Solar power in India is a fast developing industry. The country’s solar installed capacity reached 25.21 GW as of 31 December 2018.The International Solar Alliance (ISA), proposed by India as a founder member, is headquartered in India In 2015 the Indian government raised its solar target to 100 GW of solar capacity (including 40 GW from rooftop solar) by 2022 with the target investment of US$100 billion which though an ambitious target since the world’s installed solar-power capacity is expected to be 303 GW in 2017, is achievable due to the improvements in solar thermal storage power technology in recent years as the cheaper solar power need not depend on costly and polluting coal/gas/nuclear based power generation for ensuring stable grid operation.

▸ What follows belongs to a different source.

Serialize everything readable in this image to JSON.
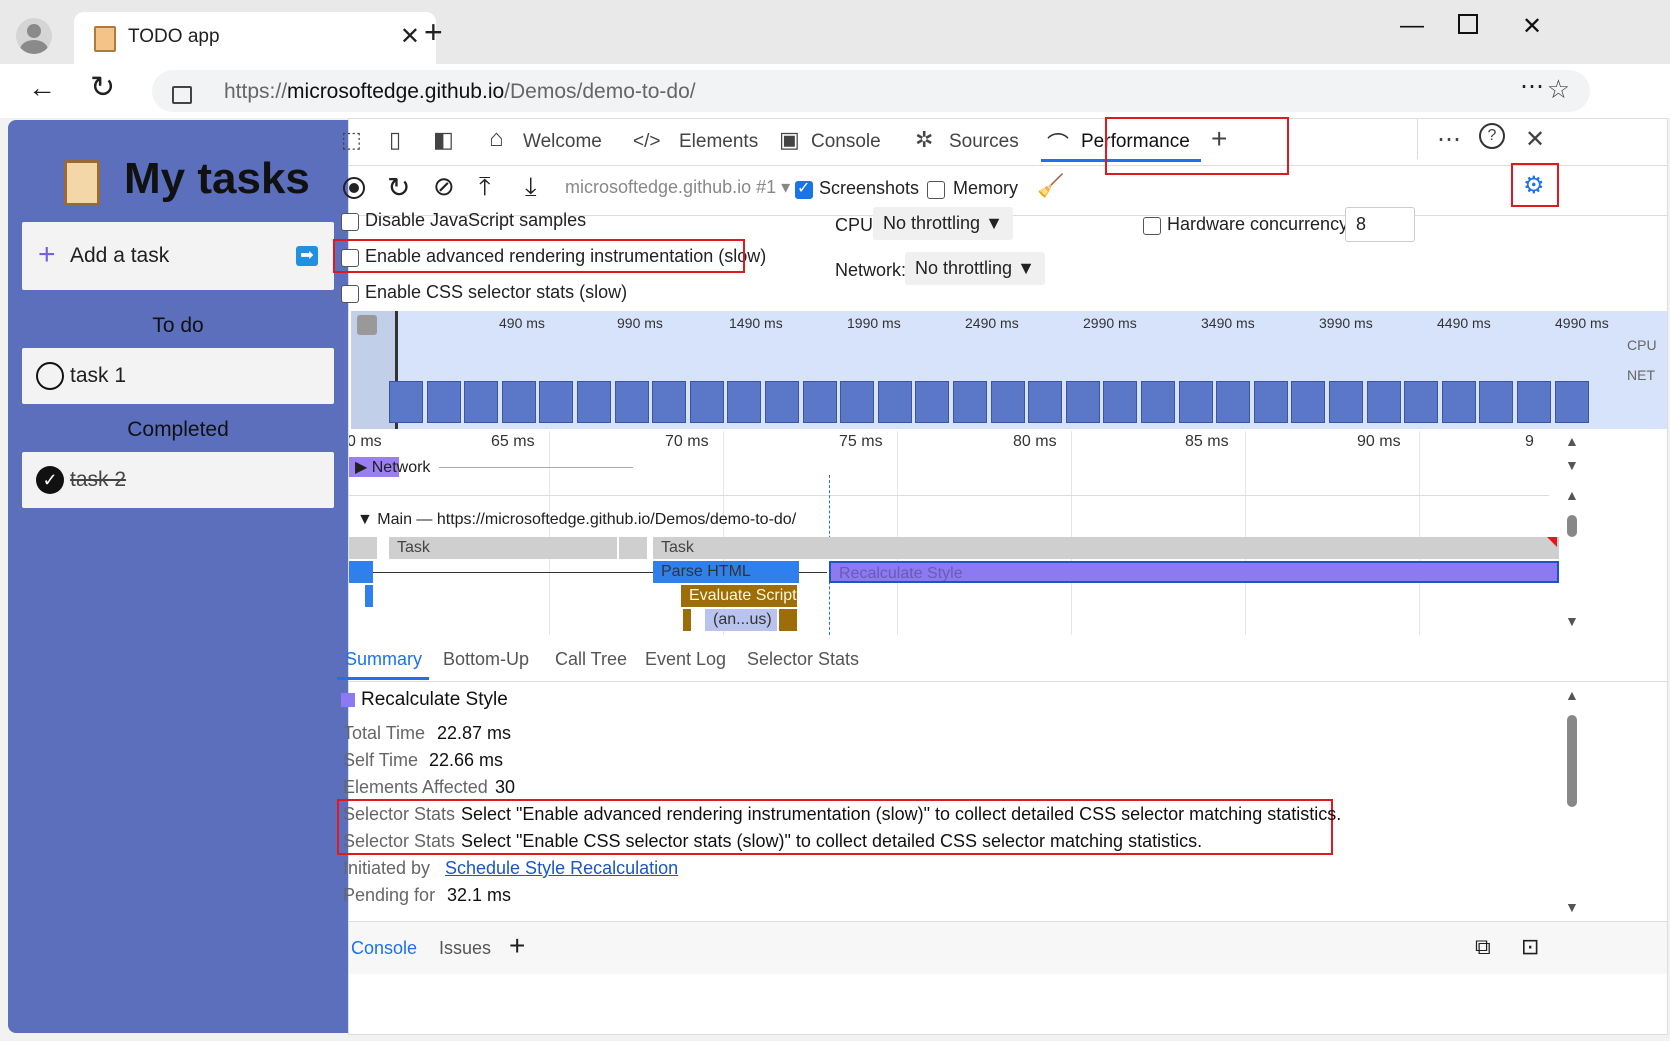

The 20 GW capacity was initially targeted for 2022 but the government achieved the target four years ahead of schedule.India expanded its solar-generation capacity 8 times from 2,650 MW on 26 May 2014 to over 20 GW as on 31 January 2018. The country added 3 GW of solar capacity in 2015-2016, 5 GW in 2016-2017 and over 10 GW in 2017-2018, with the average current price of solar electricity dropping to 18% below the average price of its coal-fired counterpart
Rooftop solar power accounts for 3.4 GW, of which 70% is industrial or commercial. In addition to its large-scale grid-connected solar PV initiative, India is developing off-grid solar power for local energy needs. Solar products have increasingly helped to meet rural needs; by the end of 2015 just under one million solar lanterns were sold in the country, reducing the need for kerosene. That year, 118,700 solar home lighting systems were installed and 46,655 solar street lighting installations were provided under a national program; just over 1.4 million solar cookers were distributed in India. In January 2019, Indian Railways announced the plan to install 4 GW capacity along its tracks.
With about 300 clear and sunny days in a year, the calculated solar energy incidence on India’s land area is about 5000 trillion kilowatt-hours (kWh) per year (or 5 EWh/yr). The solar energy available in a single year exceeds the possible energy output of all of the fossil fuel energy reserves in India. The daily average solar-power-plant generation capacity in India is 0.20 kWh per m2 of used land area, equivalent to 1400–1800 peak (rated) capacity operating hours in a year with available, commercially-proven technology